Wednesday, May 23, 2007

Jason A. Schumann dies of 'wounds suffered when an improvised explosive device detonated near his vehicle'

If you mentioned Jason Schumann's name around the halls of Hawley High School, they might not know for sure who you were talking about. Everyone there knew him as "Tuba."

"He's the kind of kid you just liked being around," recalled Mike Martin, principal of the school. "He was hardworking, dedicated and good in the classroom. He had a good outlook on life. That's why people liked being around 'Tuba' Schumann."

On Tuesday, the Defense Department announced that Sgt. Jason A. Schumann, 23, died Saturday near Diwaniyah, Iraq, about 80 miles south of Baghdad.

He is the 52nd Minnesota service member to die in Iraq and the 10th this year.

He leaves behind a widow, Laura Schumann, and a son, Joe.

Schumann was a cavalry scout and was killed when a roadside bomb blew up near the vehicle he was in, the military said. He was in the 3rd Squadron, 89th Cavalry Regiment, 4th Brigade Combat Team, 10th Mountain Division, and was stationed at Fort Polk, La.

Hawley, a town of about 1,900, is 200 miles northwest of St. Paul. Schumann grew up there and enlisted in the Army before he graduated from Hawley High School in 2002.

His principal, Martin - himself a 10-year veteran of the Minnesota Army National Guard - said the enlistment surprised many because they didn't see Schumann as the Army type.

"We didn't see him as an aggressive type at all," he said. "But knowing what we know about him, we know he provided good leadership in the Army."

Music was Schumann's passion; at least that's what he's remembered for at the school. A man of slight frame - public records list him at 5 feet 7 inches and 130 pounds - he lugged around the tuba in the marching band.
"He loved band," Martin said. "When people around school hear the name Jason, they look a little bit puzzled because everyone called him 'Tuba.' "

Martin said one anecdote about Schumann underscores his attitude.

"His senior year, he decided he wanted to be the school mascot," the principal said. "We're the Golden Nuggets. Our logo is a pick ax and a chunk of gold, and it's hard to dress up like that.

"He put together a miner's hat and a foam pick ax," Martin said. "He had a lot of fun with it. He just said, 'Hey, I want to be the mascot.' It just kind of exemplifies the kind of kid he was.
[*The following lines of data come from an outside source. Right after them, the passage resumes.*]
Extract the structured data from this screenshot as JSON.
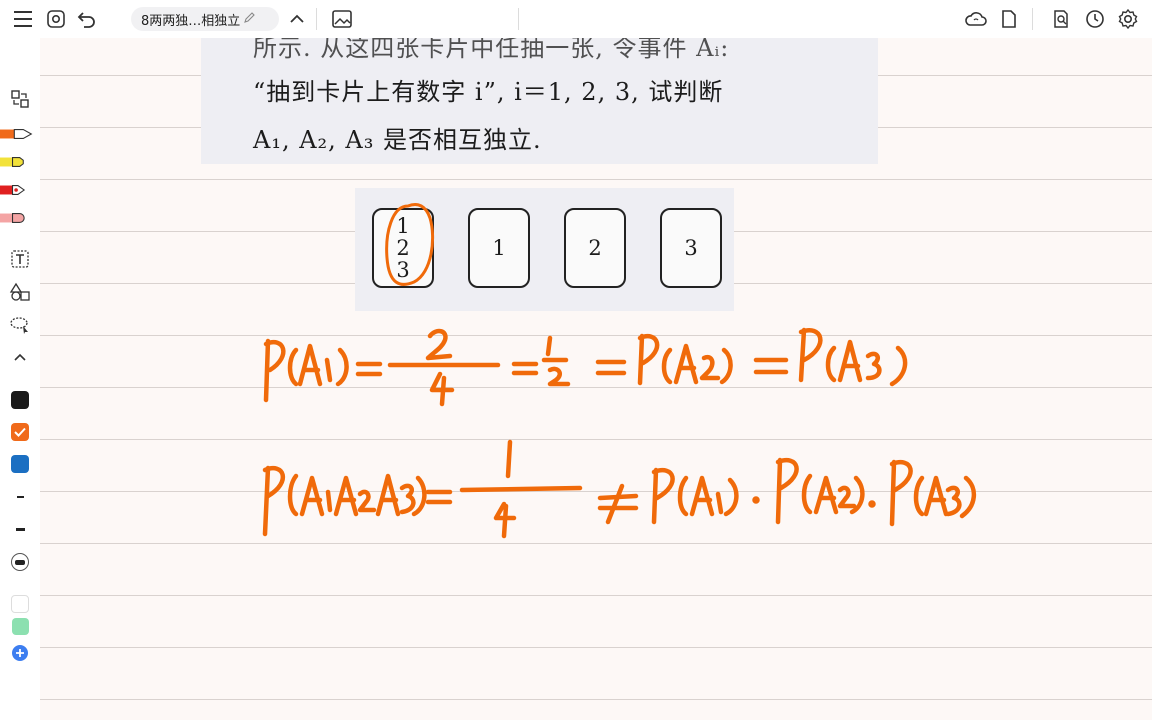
{
  "toolbar": {
    "doc_title": "8两两独…相独立",
    "icons": [
      "menu-icon",
      "settings-view-icon",
      "undo-icon",
      "edit-pencil-icon",
      "chevron-up-icon",
      "image-icon",
      "cloud-sync-icon",
      "page-icon",
      "search-doc-icon",
      "history-clock-icon",
      "gear-icon"
    ]
  },
  "sidebar": {
    "tools": [
      "lasso-select-icon",
      "orange-pen-icon",
      "yellow-highlighter-icon",
      "red-pen-icon",
      "eraser-icon",
      "text-tool-icon",
      "shapes-icon",
      "lasso-icon",
      "collapse-chevron-icon"
    ],
    "colors": {
      "black": "#1a1a1a",
      "orange": "#f06a1a",
      "blue": "#1b6fc2",
      "white": "#ffffff",
      "green": "#8ce0b0",
      "add": "#3d7ef0"
    },
    "selected_color": "orange"
  },
  "textbook": {
    "line1": "所示. 从这四张卡片中任抽一张, 令事件 Aᵢ:",
    "line2": "“抽到卡片上有数字 i”, i＝1, 2, 3, 试判断",
    "line3": "A₁, A₂, A₃ 是否相互独立."
  },
  "cards": {
    "card1": [
      "1",
      "2",
      "3"
    ],
    "card2": "1",
    "card3": "2",
    "card4": "3"
  },
  "ink": {
    "color": "#f06a0a",
    "equation1": "P(A₁)=2/4=1/2=P(A₂)=P(A₃)",
    "equation2": "P(A₁A₂A₃)=1/4≠P(A₁)·P(A₂)·P(A₃)"
  }
}
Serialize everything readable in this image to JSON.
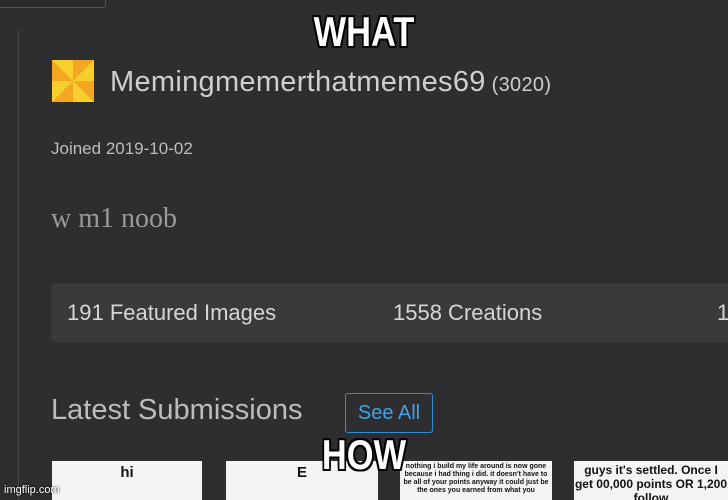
{
  "meme": {
    "top_text": "WHAT",
    "bottom_text": "HOW",
    "watermark": "imgflip.com"
  },
  "profile": {
    "username": "Memingmemerthatmemes69",
    "points": "(3020)",
    "joined": "Joined 2019-10-02",
    "bio": "w m1 noob",
    "avatar_icon": "pinwheel-avatar-icon",
    "avatar_colors": [
      "#f5a623",
      "#f7d02c"
    ]
  },
  "stats": {
    "featured": "191 Featured Images",
    "creations": "1558 Creations",
    "truncated": "1"
  },
  "submissions": {
    "title": "Latest Submissions",
    "see_all": "See All",
    "accent_color": "#3ea3e8",
    "thumbnails": [
      {
        "text": "hi"
      },
      {
        "text": "E"
      },
      {
        "text": "nothing i build my life around is now gone because i had thing i did. it doesn't have to be all of your points anyway it could just be the ones you earned from what you"
      },
      {
        "text": "guys it's settled. Once I get 00,000 points OR 1,200 follow"
      }
    ]
  }
}
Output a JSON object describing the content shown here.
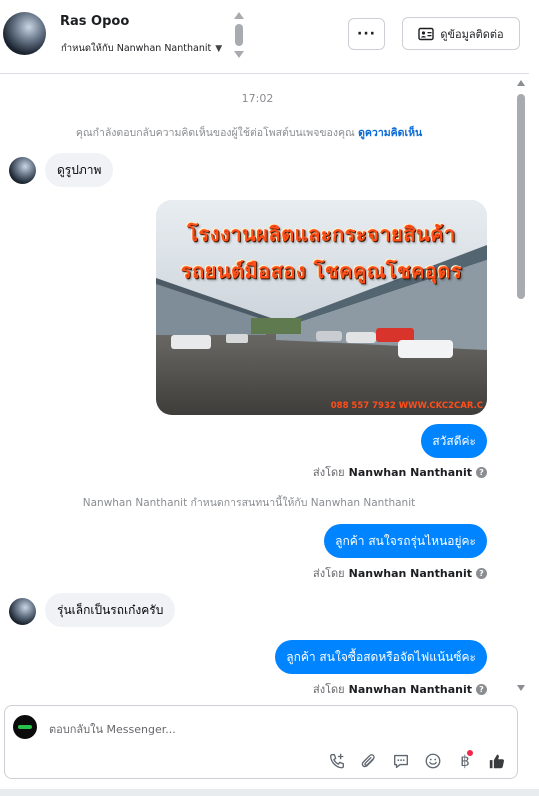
{
  "header": {
    "contact_name": "Ras Opoo",
    "assigned_label": "กำหนดให้กับ Nanwhan Nanthanit",
    "more_label": "···",
    "view_contact_label": "ดูข้อมูลติดต่อ"
  },
  "thread": {
    "timestamp": "17:02",
    "reply_notice": "คุณกำลังตอบกลับความคิดเห็นของผู้ใช้ต่อโพสต์บนเพจของคุณ",
    "reply_notice_link": "ดูความคิดเห็น",
    "incoming_1": "ดูรูปภาพ",
    "image": {
      "line1": "โรงงานผลิตและกระจายสินค้า",
      "line2": "รถยนต์มือสอง โชคคูณโชคอุดร",
      "footer": "088 557 7932 WWW.CKC2CAR.C"
    },
    "outgoing_1": "สวัสดีค่ะ",
    "sent_by_label": "ส่งโดย",
    "sender": "Nanwhan Nanthanit",
    "assign_notice": "Nanwhan Nanthanit กำหนดการสนทนานี้ให้กับ Nanwhan Nanthanit",
    "outgoing_2": "ลูกค้า สนใจรถรุ่นไหนอยู่คะ",
    "incoming_2": "รุ่นเล็กเป็นรถเก๋งครับ",
    "outgoing_3": "ลูกค้า สนใจซื้อสดหรือจัดไฟแน้นซ์คะ"
  },
  "composer": {
    "placeholder": "ตอบกลับใน Messenger...",
    "currency_symbol": "฿"
  },
  "icons": {
    "call": "phone-plus-icon",
    "attach": "paperclip-icon",
    "saved_reply": "chat-bubble-icon",
    "emoji": "smiley-icon",
    "payment": "baht-icon",
    "like": "thumbs-up-icon"
  },
  "colors": {
    "outgoing_bubble": "#0084ff",
    "incoming_bubble": "#f0f2f5",
    "link": "#0a6ad6",
    "notification_dot": "#f02849"
  }
}
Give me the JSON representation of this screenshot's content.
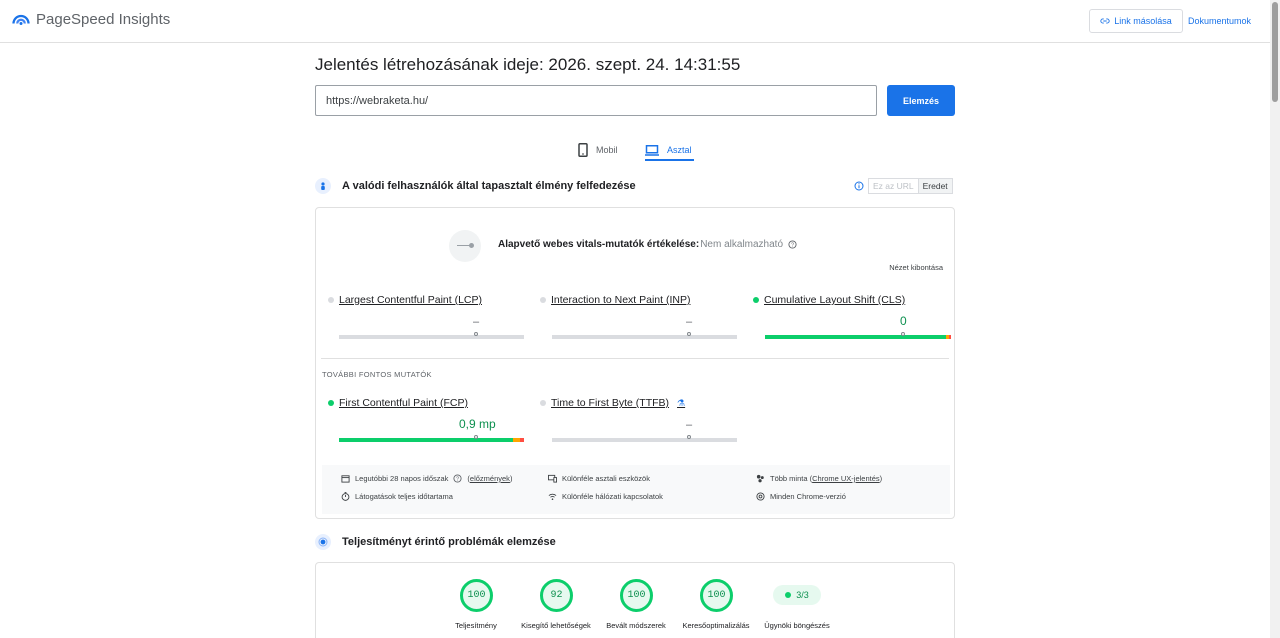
{
  "app": {
    "title": "PageSpeed Insights",
    "copy_link": "Link másolása",
    "docs": "Dokumentumok"
  },
  "report": {
    "title": "Jelentés létrehozásának ideje: 2026. szept. 24. 14:31:55",
    "url": "https://webraketa.hu/",
    "analyze": "Elemzés"
  },
  "tabs": {
    "mobile": "Mobil",
    "desktop": "Asztal",
    "active": "desktop"
  },
  "crux": {
    "heading": "A valódi felhasználók által tapasztalt élmény felfedezése",
    "toggle_url": "Ez az URL",
    "toggle_origin": "Eredet",
    "assessment_label": "Alapvető webes vitals-mutatók értékelése:",
    "assessment_status": "Nem alkalmazható",
    "expand_view": "Nézet kibontása",
    "metrics": [
      {
        "name": "Largest Contentful Paint (LCP)",
        "value": "–",
        "status": "none",
        "marker": 0.74
      },
      {
        "name": "Interaction to Next Paint (INP)",
        "value": "–",
        "status": "none",
        "marker": 0.74
      },
      {
        "name": "Cumulative Layout Shift (CLS)",
        "value": "0",
        "status": "good",
        "marker": 0.74
      }
    ],
    "further_label": "TOVÁBBI FONTOS MUTATÓK",
    "further_metrics": [
      {
        "name": "First Contentful Paint (FCP)",
        "value": "0,9 mp",
        "status": "good",
        "marker": 0.74
      },
      {
        "name": "Time to First Byte (TTFB)",
        "value": "–",
        "status": "none",
        "marker": 0.74,
        "flask": "⚗"
      }
    ],
    "meta": {
      "period": "Legutóbbi 28 napos időszak",
      "history": "előzmények",
      "devices": "Különféle asztali eszközök",
      "samples_prefix": "Több minta (",
      "samples_link": "Chrome UX-jelentés",
      "samples_suffix": ")",
      "duration": "Látogatások teljes időtartama",
      "network": "Különféle hálózati kapcsolatok",
      "chrome": "Minden Chrome-verzió"
    },
    "colors": {
      "good": "#0cce6b",
      "average": "#ffa400",
      "poor": "#ff4e42",
      "none": "#dadce0"
    }
  },
  "diagnosis": {
    "heading": "Teljesítményt érintő problémák elemzése",
    "scores": [
      {
        "label": "Teljesítmény",
        "value": "100"
      },
      {
        "label": "Kisegítő lehetőségek",
        "value": "92"
      },
      {
        "label": "Bevált módszerek",
        "value": "100"
      },
      {
        "label": "Keresőoptimalizálás",
        "value": "100"
      }
    ],
    "agent": {
      "label": "Ügynöki böngészés",
      "value": "3/3"
    }
  }
}
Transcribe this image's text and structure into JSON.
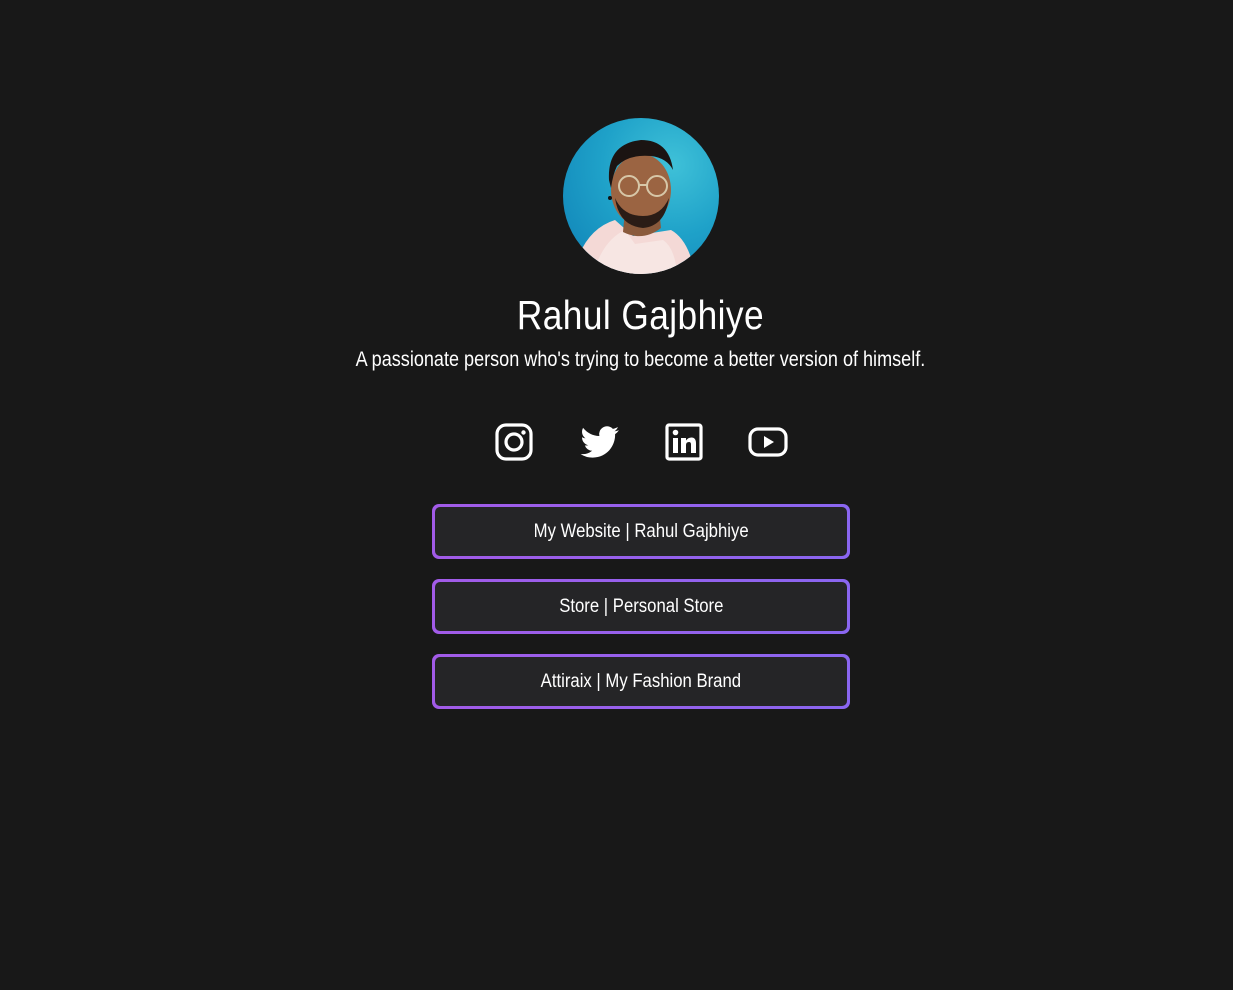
{
  "profile": {
    "name": "Rahul Gajbhiye",
    "bio": "A passionate person who's trying to become a better version of himself."
  },
  "socials": [
    {
      "icon": "instagram-icon"
    },
    {
      "icon": "twitter-icon"
    },
    {
      "icon": "linkedin-icon"
    },
    {
      "icon": "youtube-icon"
    }
  ],
  "links": [
    {
      "label": "My Website | Rahul Gajbhiye"
    },
    {
      "label": "Store | Personal Store"
    },
    {
      "label": "Attiraix | My Fashion Brand"
    }
  ],
  "colors": {
    "background": "#181818",
    "button_fill": "#252527",
    "button_border_start": "#a25be8",
    "button_border_end": "#8a66f0",
    "text": "#ffffff"
  }
}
He had a zest for life."

He said Schumann hadn't had much opportunity to come back to the school since joining the Army, but a couple of months ago, he sent an e-mail to the school's band director, Keith Wander.
"He sent him a wonderful e-mail. He said, 'I should've said thanks sooner,' " Martin said.

From the Pioneer Press